Work to be completed: Copy each line below in which the word "nhập" occurs.

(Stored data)
__________

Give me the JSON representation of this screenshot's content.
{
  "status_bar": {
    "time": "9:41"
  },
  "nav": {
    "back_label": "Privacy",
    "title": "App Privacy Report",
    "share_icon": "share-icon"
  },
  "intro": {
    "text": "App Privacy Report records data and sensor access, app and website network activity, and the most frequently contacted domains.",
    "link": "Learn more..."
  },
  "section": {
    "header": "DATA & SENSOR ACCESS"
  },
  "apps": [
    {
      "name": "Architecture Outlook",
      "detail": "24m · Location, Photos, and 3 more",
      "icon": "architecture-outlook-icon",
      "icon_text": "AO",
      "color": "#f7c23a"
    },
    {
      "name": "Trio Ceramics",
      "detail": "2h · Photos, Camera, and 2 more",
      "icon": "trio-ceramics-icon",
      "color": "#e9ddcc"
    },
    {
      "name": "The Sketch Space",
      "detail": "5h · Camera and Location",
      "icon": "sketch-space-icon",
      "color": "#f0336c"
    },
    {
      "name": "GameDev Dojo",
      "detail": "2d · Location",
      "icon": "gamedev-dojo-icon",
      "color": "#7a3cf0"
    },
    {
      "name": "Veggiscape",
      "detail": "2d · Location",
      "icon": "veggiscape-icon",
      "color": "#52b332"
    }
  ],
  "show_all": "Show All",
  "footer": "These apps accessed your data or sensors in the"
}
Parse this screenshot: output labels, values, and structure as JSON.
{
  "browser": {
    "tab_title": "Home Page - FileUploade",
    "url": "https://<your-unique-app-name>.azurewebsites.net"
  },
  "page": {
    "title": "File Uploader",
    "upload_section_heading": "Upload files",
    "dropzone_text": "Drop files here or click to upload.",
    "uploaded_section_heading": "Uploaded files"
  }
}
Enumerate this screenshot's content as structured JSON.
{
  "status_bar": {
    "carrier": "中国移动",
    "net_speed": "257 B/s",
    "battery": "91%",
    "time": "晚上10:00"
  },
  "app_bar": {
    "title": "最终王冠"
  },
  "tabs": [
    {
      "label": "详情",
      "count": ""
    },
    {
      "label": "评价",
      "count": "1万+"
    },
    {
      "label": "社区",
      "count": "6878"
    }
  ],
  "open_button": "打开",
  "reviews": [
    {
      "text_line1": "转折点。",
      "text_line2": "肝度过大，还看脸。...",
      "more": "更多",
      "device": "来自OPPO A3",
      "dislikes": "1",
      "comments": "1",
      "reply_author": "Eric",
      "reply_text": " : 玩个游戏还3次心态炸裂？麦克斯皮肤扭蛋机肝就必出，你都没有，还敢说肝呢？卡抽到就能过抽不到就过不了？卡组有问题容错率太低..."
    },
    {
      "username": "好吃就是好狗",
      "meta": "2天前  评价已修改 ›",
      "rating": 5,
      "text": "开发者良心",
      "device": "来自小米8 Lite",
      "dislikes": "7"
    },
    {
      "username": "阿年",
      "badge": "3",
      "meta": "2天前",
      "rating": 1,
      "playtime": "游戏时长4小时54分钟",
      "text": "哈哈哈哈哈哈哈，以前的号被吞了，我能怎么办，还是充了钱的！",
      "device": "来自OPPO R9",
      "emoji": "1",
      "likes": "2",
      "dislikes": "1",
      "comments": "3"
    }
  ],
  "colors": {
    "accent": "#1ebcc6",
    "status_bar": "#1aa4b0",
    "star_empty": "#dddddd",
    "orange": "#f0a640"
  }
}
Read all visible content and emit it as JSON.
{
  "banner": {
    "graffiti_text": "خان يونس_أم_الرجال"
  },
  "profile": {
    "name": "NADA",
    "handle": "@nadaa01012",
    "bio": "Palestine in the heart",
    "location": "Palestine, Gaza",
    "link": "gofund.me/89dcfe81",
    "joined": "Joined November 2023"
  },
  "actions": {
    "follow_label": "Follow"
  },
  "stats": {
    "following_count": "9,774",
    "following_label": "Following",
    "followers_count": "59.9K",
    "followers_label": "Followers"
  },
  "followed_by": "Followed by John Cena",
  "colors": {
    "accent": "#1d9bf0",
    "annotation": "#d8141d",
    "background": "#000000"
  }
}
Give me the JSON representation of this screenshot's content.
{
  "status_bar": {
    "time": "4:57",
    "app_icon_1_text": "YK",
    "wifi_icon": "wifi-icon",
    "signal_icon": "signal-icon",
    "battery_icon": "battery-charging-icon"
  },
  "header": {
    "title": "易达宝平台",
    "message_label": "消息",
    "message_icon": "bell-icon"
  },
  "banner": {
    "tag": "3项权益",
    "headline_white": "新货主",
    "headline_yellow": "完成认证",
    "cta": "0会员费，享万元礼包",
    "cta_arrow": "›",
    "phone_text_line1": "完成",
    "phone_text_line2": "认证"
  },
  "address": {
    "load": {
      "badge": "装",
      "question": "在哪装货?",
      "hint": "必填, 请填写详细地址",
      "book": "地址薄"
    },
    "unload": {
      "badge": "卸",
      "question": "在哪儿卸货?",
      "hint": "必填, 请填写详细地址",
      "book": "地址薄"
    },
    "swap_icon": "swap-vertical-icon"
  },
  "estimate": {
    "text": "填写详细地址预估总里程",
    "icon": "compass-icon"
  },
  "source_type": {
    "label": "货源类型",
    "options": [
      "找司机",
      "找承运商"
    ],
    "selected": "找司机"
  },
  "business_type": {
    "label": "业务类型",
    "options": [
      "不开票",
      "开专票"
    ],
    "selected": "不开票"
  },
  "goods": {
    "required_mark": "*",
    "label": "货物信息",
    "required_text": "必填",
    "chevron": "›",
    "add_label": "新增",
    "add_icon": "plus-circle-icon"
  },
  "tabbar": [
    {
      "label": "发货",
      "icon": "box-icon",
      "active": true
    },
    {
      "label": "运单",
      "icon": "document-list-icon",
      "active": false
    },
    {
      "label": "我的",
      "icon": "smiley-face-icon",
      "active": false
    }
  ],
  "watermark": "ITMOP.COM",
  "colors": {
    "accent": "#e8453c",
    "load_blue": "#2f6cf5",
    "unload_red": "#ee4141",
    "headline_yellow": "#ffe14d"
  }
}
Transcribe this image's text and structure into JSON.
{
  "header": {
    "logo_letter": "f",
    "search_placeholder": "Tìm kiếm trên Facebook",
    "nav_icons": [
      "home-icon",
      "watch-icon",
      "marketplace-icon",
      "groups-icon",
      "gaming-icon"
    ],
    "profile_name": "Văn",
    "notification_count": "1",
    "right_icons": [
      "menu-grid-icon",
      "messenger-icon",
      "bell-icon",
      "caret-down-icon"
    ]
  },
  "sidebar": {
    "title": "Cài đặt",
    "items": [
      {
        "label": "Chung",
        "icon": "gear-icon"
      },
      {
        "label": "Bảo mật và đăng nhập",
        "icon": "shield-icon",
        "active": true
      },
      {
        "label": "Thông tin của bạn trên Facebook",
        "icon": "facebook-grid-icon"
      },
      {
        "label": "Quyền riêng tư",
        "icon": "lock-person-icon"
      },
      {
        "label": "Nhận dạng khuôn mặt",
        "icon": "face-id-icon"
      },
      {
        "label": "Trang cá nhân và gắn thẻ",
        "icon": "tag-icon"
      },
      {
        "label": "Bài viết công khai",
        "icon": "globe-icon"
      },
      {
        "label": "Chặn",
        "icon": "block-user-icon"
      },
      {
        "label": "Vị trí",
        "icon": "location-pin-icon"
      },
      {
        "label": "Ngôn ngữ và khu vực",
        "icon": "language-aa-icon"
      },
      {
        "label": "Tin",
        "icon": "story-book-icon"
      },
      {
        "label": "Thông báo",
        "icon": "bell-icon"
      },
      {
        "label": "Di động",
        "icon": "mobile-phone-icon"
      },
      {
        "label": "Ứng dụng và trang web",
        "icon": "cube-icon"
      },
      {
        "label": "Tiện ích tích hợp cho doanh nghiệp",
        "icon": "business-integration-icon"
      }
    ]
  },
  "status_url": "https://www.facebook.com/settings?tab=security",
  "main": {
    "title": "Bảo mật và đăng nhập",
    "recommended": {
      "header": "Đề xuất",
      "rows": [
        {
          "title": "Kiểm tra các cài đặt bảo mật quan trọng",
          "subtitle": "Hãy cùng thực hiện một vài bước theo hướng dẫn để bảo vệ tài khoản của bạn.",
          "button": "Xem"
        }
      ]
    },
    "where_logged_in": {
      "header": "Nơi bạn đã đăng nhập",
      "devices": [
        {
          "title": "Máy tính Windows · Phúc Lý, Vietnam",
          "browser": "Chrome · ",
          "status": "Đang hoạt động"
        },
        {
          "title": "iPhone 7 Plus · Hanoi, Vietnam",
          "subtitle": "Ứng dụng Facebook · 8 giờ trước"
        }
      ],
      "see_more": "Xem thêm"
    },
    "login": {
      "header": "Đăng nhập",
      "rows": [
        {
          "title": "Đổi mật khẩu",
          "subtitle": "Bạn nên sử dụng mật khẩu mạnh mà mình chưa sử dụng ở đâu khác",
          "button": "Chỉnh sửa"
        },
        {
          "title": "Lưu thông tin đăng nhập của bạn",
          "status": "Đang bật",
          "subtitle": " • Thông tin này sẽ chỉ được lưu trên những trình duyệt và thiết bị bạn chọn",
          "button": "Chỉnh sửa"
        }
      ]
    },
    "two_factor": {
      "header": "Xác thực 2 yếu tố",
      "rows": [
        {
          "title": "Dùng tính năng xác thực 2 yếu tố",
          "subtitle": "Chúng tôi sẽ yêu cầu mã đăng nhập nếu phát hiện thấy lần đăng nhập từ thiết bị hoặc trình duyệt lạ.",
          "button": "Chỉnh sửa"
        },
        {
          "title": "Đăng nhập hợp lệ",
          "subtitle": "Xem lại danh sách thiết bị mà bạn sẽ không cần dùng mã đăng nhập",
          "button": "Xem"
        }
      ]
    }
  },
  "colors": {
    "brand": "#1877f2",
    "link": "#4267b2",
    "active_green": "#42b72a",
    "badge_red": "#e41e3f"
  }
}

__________

Result:
        "label": "Bảo mật và đăng nhập",
    "title": "Bảo mật và đăng nhập",
      "header": "Nơi bạn đã đăng nhập",
      "header": "Đăng nhập",
          "title": "Lưu thông tin đăng nhập của bạn",
          "subtitle": "Chúng tôi sẽ yêu cầu mã đăng nhập nếu phát hiện thấy lần đăng nhập từ thiết bị hoặc trình duyệt lạ.",
          "title": "Đăng nhập hợp lệ",
          "subtitle": "Xem lại danh sách thiết bị mà bạn sẽ không cần dùng mã đăng nhập",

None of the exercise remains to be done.